MATERIAL SHOWN.
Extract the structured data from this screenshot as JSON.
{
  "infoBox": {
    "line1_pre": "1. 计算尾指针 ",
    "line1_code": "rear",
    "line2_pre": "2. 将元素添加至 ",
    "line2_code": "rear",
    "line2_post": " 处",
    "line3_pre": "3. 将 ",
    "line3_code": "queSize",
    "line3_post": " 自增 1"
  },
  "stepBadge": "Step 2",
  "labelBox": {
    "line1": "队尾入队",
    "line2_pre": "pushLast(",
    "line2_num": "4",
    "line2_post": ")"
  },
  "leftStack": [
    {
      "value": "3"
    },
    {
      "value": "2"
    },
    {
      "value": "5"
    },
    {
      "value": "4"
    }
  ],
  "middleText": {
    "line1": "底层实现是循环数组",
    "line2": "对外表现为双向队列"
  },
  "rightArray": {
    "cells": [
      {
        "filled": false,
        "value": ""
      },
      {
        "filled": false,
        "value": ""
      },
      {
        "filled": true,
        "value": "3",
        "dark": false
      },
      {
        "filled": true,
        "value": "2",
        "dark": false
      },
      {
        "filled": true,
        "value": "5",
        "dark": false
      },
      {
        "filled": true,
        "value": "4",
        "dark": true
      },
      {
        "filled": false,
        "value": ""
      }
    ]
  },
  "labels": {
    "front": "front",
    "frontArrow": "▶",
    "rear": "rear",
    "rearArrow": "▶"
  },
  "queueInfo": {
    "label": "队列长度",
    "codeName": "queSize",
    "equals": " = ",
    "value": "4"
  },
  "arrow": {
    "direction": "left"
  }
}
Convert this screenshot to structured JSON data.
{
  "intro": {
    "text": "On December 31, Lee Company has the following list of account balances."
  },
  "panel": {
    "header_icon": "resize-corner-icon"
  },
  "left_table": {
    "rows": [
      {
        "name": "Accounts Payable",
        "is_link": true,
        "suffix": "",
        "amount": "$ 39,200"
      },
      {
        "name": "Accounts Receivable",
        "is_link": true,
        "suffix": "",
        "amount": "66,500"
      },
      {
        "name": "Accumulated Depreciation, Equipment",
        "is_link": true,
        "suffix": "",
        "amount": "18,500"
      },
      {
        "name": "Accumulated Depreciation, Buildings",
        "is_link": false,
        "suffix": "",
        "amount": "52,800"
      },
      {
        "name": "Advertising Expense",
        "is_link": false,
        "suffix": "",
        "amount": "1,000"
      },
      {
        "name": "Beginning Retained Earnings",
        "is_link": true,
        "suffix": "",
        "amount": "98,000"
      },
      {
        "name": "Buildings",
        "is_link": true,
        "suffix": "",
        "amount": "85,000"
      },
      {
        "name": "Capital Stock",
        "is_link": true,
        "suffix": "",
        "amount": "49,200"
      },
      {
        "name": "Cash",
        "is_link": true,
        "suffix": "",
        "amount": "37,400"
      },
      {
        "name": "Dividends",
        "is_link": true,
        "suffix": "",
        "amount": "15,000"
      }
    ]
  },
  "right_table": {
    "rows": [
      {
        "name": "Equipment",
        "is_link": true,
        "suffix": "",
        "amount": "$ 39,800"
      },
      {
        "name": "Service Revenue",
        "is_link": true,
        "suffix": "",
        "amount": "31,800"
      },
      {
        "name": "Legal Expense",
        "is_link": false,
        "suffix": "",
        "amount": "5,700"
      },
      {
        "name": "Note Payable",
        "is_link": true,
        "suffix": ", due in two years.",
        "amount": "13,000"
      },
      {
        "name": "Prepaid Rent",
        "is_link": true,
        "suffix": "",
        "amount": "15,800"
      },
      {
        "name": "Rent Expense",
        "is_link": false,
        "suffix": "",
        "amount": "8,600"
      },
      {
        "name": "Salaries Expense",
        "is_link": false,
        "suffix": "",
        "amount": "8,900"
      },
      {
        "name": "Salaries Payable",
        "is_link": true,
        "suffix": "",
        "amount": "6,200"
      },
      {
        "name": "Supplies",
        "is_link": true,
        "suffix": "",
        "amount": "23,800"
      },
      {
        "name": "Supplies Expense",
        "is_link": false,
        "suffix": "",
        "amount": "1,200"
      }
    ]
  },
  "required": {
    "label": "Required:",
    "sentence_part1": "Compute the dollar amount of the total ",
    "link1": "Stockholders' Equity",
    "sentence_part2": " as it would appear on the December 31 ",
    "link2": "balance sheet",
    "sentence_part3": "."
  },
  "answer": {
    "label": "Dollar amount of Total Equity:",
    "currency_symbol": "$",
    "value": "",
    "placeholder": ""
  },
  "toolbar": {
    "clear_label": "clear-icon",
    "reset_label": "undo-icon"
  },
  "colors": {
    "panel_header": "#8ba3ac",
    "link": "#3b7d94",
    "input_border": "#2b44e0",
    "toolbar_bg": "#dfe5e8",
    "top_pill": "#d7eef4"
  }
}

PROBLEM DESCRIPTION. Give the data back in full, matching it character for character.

OUTPUT FOR THIS EXERCISE.
Extract the structured data from this screenshot as JSON.
{
  "infoBox": {
    "line1_pre": "1. 计算尾指针 ",
    "line1_code": "rear",
    "line2_pre": "2. 将元素添加至 ",
    "line2_code": "rear",
    "line2_post": " 处",
    "line3_pre": "3. 将 ",
    "line3_code": "queSize",
    "line3_post": " 自增 1"
  },
  "stepBadge": "Step 2",
  "labelBox": {
    "line1": "队尾入队",
    "line2_pre": "pushLast(",
    "line2_num": "4",
    "line2_post": ")"
  },
  "leftStack": [
    {
      "value": "3"
    },
    {
      "value": "2"
    },
    {
      "value": "5"
    },
    {
      "value": "4"
    }
  ],
  "middleText": {
    "line1": "底层实现是循环数组",
    "line2": "对外表现为双向队列"
  },
  "rightArray": {
    "cells": [
      {
        "filled": false,
        "value": ""
      },
      {
        "filled": false,
        "value": ""
      },
      {
        "filled": true,
        "value": "3",
        "dark": false
      },
      {
        "filled": true,
        "value": "2",
        "dark": false
      },
      {
        "filled": true,
        "value": "5",
        "dark": false
      },
      {
        "filled": true,
        "value": "4",
        "dark": true
      },
      {
        "filled": false,
        "value": ""
      }
    ]
  },
  "labels": {
    "front": "front",
    "frontArrow": "▶",
    "rear": "rear",
    "rearArrow": "▶"
  },
  "queueInfo": {
    "label": "队列长度",
    "codeName": "queSize",
    "equals": " = ",
    "value": "4"
  },
  "arrow": {
    "direction": "left"
  }
}
Convert this screenshot to structured JSON data.
{
  "intro": {
    "text": "On December 31, Lee Company has the following list of account balances."
  },
  "panel": {
    "header_icon": "resize-corner-icon"
  },
  "left_table": {
    "rows": [
      {
        "name": "Accounts Payable",
        "is_link": true,
        "suffix": "",
        "amount": "$ 39,200"
      },
      {
        "name": "Accounts Receivable",
        "is_link": true,
        "suffix": "",
        "amount": "66,500"
      },
      {
        "name": "Accumulated Depreciation, Equipment",
        "is_link": true,
        "suffix": "",
        "amount": "18,500"
      },
      {
        "name": "Accumulated Depreciation, Buildings",
        "is_link": false,
        "suffix": "",
        "amount": "52,800"
      },
      {
        "name": "Advertising Expense",
        "is_link": false,
        "suffix": "",
        "amount": "1,000"
      },
      {
        "name": "Beginning Retained Earnings",
        "is_link": true,
        "suffix": "",
        "amount": "98,000"
      },
      {
        "name": "Buildings",
        "is_link": true,
        "suffix": "",
        "amount": "85,000"
      },
      {
        "name": "Capital Stock",
        "is_link": true,
        "suffix": "",
        "amount": "49,200"
      },
      {
        "name": "Cash",
        "is_link": true,
        "suffix": "",
        "amount": "37,400"
      },
      {
        "name": "Dividends",
        "is_link": true,
        "suffix": "",
        "amount": "15,000"
      }
    ]
  },
  "right_table": {
    "rows": [
      {
        "name": "Equipment",
        "is_link": true,
        "suffix": "",
        "amount": "$ 39,800"
      },
      {
        "name": "Service Revenue",
        "is_link": true,
        "suffix": "",
        "amount": "31,800"
      },
      {
        "name": "Legal Expense",
        "is_link": false,
        "suffix": "",
        "amount": "5,700"
      },
      {
        "name": "Note Payable",
        "is_link": true,
        "suffix": ", due in two years.",
        "amount": "13,000"
      },
      {
        "name": "Prepaid Rent",
        "is_link": true,
        "suffix": "",
        "amount": "15,800"
      },
      {
        "name": "Rent Expense",
        "is_link": false,
        "suffix": "",
        "amount": "8,600"
      },
      {
        "name": "Salaries Expense",
        "is_link": false,
        "suffix": "",
        "amount": "8,900"
      },
      {
        "name": "Salaries Payable",
        "is_link": true,
        "suffix": "",
        "amount": "6,200"
      },
      {
        "name": "Supplies",
        "is_link": true,
        "suffix": "",
        "amount": "23,800"
      },
      {
        "name": "Supplies Expense",
        "is_link": false,
        "suffix": "",
        "amount": "1,200"
      }
    ]
  },
  "required": {
    "label": "Required:",
    "sentence_part1": "Compute the dollar amount of the total ",
    "link1": "Stockholders' Equity",
    "sentence_part2": " as it would appear on the December 31 ",
    "link2": "balance sheet",
    "sentence_part3": "."
  },
  "answer": {
    "label": "Dollar amount of Total Equity:",
    "currency_symbol": "$",
    "value": "",
    "placeholder": ""
  },
  "toolbar": {
    "clear_label": "clear-icon",
    "reset_label": "undo-icon"
  },
  "colors": {
    "panel_header": "#8ba3ac",
    "link": "#3b7d94",
    "input_border": "#2b44e0",
    "toolbar_bg": "#dfe5e8",
    "top_pill": "#d7eef4"
  }
}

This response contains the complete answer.